Lamielle was one of four New Jersey nominees invited to the Jefferson Awards(http://marketing.timesunion.com/jeffersonAwards/index.asp) ceremony in Washington, D.C., June 20-22. Highlights included a visit with one of their state's senators, a visit to the White House, and two evening events, one of which was the black tie Jefferson Awards for Public Service emceed by Kathleen Kennedy Townsend, daughter of Senator Robert Kennedy and niece of award cofounder Jacqueline Kennedy Onassis. National honorees this year include Supreme Court Justice Ruth Bader Ginsburg.

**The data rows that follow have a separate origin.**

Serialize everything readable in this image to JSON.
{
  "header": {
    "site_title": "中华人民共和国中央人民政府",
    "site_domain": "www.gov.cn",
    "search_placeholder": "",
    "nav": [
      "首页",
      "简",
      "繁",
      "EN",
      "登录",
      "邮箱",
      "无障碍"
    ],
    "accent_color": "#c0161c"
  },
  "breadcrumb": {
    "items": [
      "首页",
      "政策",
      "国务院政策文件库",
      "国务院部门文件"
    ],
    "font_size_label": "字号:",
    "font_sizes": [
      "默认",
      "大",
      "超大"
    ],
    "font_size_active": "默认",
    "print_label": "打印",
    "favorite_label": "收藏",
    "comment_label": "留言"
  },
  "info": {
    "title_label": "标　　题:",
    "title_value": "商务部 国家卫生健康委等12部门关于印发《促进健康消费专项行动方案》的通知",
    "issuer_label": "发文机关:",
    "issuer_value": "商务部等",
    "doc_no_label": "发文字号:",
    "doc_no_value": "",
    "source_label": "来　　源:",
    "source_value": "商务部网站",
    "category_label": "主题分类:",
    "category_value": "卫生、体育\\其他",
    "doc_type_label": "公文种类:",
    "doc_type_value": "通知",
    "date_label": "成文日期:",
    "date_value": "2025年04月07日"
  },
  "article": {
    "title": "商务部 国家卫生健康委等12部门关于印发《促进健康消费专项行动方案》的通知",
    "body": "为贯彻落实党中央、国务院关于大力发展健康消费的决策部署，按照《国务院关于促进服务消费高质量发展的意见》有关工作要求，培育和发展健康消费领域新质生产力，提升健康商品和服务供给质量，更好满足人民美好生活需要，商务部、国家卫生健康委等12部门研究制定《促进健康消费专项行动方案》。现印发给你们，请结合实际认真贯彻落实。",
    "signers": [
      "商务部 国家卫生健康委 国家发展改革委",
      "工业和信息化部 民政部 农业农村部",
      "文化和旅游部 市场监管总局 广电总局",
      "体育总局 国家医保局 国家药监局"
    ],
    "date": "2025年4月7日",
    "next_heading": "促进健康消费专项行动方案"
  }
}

Lamielle is one of the 25-member Public Interest Partners(http://www.niehs.nih.gov/about/community/publicinterest/index.cfm), which is made up of representatives of diverse groups, including disease, disability and environmental education, and advocacy organizations. Members offer NIEHS community perspectives on the research agenda of NIEHS, and serve as a key contributor to the translation of research findings for the public, policy makers, and private foundations. Lamielle has been invited to participate in the 2011 NIEHS Strategic Planning Stakeholder Community Workshop July 12-14 in Research Triangle Park, N.C.
Lamielle calls for more answers
"I hope that the Jefferson Award for Public Service will heighten visibility of what has, for decades, been an invisible public health problem," Lamielle said, following the award ceremony. "Eighteen years ago, members of an expert panel on chemical sensitivities and intolerances, convened by the Agency for Toxic Substances and Disease Registry, with directed congressional funds, recommended forming an interagency committee across [or which would consist of representatives of] disability, regulatory and research agencies, and clinical research using an environmental medical unit. Our organization continues to call for an interagency committee to catalyze a federal agency response to address these disabilities."
"The recently released Action Agenda for the Centers for Disease Control and Prevention National Conversation on Public Health and Chemical Exposures [see related story(http://www.niehs.nih.gov/news/newsletter/2011/july/spotlight-conversation/)] recommends research on chemical sensitivities and intolerances using an environmental medical unit. Nearly two decades have passed. Millions more Americans report serious illness and disability due to chemical exposures," Lamielle continued. "It's time to act."